%%
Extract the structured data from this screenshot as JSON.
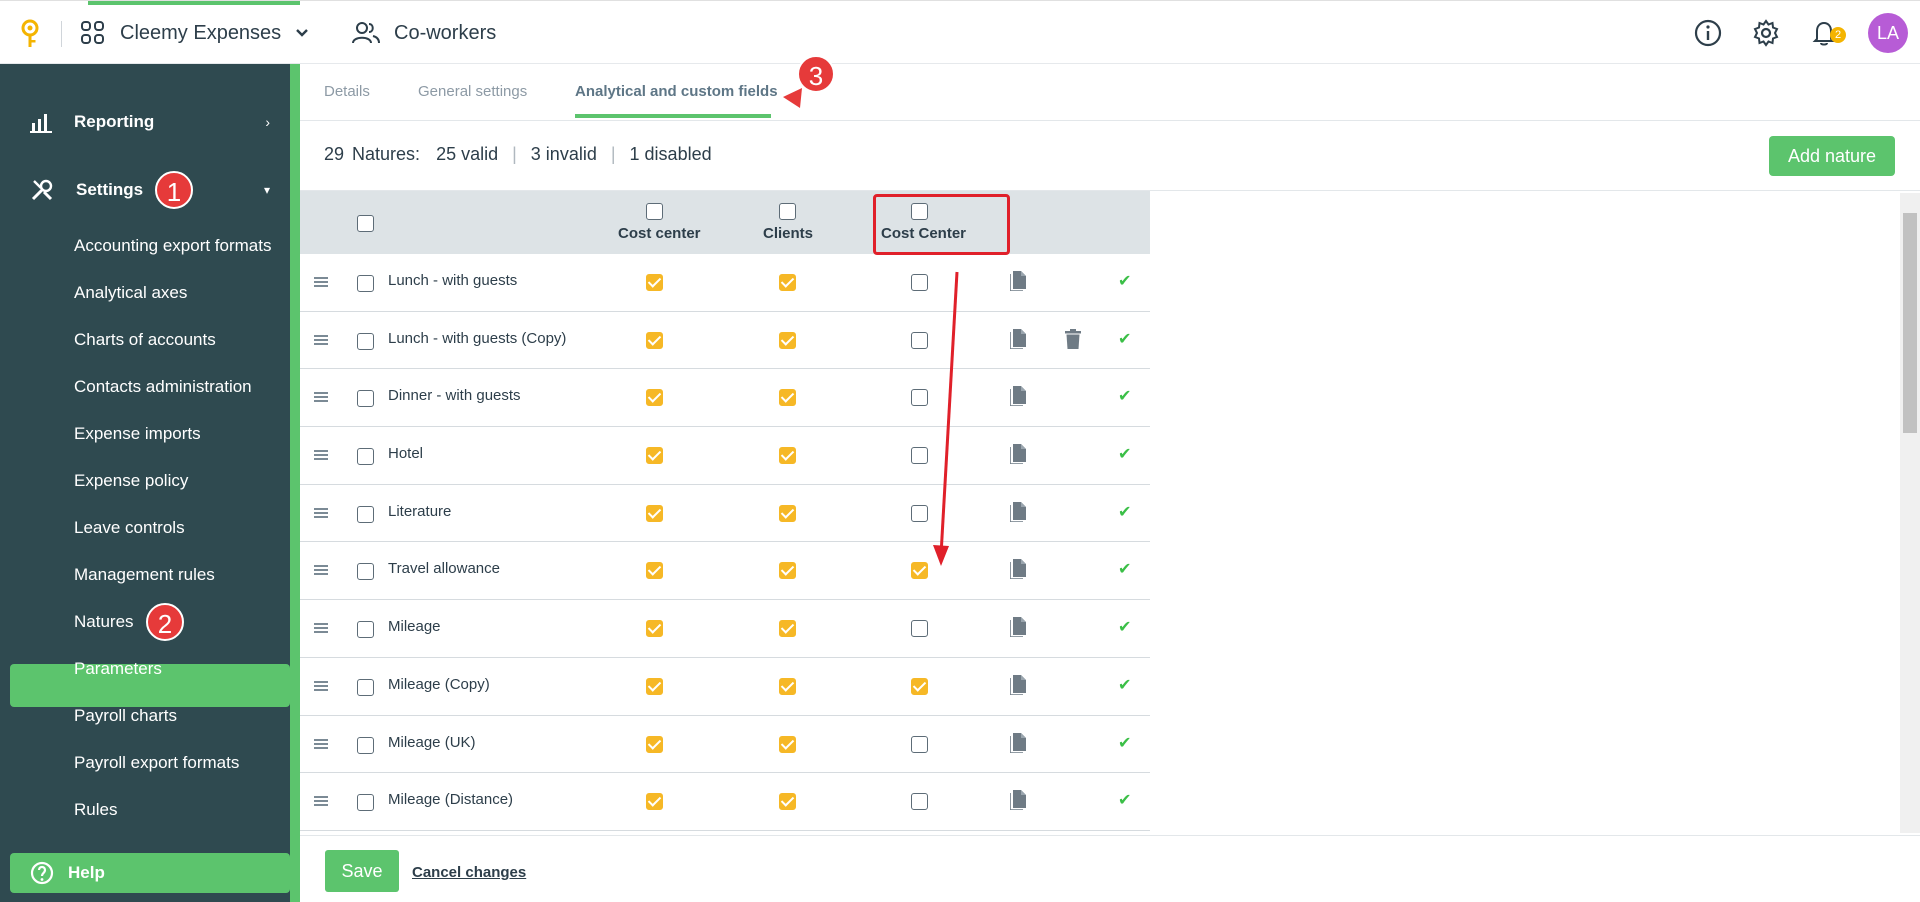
{
  "topbar": {
    "app_title": "Cleemy Expenses",
    "coworkers_label": "Co-workers",
    "notification_count": "2",
    "avatar_initials": "LA"
  },
  "sidebar": {
    "reporting_label": "Reporting",
    "settings_label": "Settings",
    "items": [
      "Accounting export formats",
      "Analytical axes",
      "Charts of accounts",
      "Contacts administration",
      "Expense imports",
      "Expense policy",
      "Leave controls",
      "Management rules",
      "Natures",
      "Parameters",
      "Payroll charts",
      "Payroll export formats",
      "Rules"
    ],
    "help_label": "Help"
  },
  "callouts": [
    "1",
    "2",
    "3"
  ],
  "tabs": [
    "Details",
    "General settings",
    "Analytical and custom fields"
  ],
  "summary": {
    "count": "29",
    "label": "Natures:",
    "valid": "25 valid",
    "invalid": "3 invalid",
    "disabled": "1 disabled"
  },
  "add_button": "Add nature",
  "table": {
    "columns": [
      "Cost center",
      "Clients",
      "Cost Center"
    ],
    "rows": [
      {
        "name": "Lunch - with guests",
        "cost_center": true,
        "clients": true,
        "cost_center_2": false,
        "deletable": false
      },
      {
        "name": "Lunch - with guests (Copy)",
        "cost_center": true,
        "clients": true,
        "cost_center_2": false,
        "deletable": true
      },
      {
        "name": "Dinner - with guests",
        "cost_center": true,
        "clients": true,
        "cost_center_2": false,
        "deletable": false
      },
      {
        "name": "Hotel",
        "cost_center": true,
        "clients": true,
        "cost_center_2": false,
        "deletable": false
      },
      {
        "name": "Literature",
        "cost_center": true,
        "clients": true,
        "cost_center_2": false,
        "deletable": false
      },
      {
        "name": "Travel allowance",
        "cost_center": true,
        "clients": true,
        "cost_center_2": true,
        "deletable": false
      },
      {
        "name": "Mileage",
        "cost_center": true,
        "clients": true,
        "cost_center_2": false,
        "deletable": false
      },
      {
        "name": "Mileage (Copy)",
        "cost_center": true,
        "clients": true,
        "cost_center_2": true,
        "deletable": false
      },
      {
        "name": "Mileage (UK)",
        "cost_center": true,
        "clients": true,
        "cost_center_2": false,
        "deletable": false
      },
      {
        "name": "Mileage (Distance)",
        "cost_center": true,
        "clients": true,
        "cost_center_2": false,
        "deletable": false
      }
    ]
  },
  "footer": {
    "save_label": "Save",
    "cancel_label": "Cancel changes"
  },
  "colors": {
    "accent_green": "#5cc46d",
    "sidebar_bg": "#2f4a50",
    "checkbox_checked": "#f6b826",
    "annotation_red": "#e0202a"
  }
}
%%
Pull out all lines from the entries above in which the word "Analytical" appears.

TASK ANSWER:
      "Analytical axes",
    "Analytical and custom fields"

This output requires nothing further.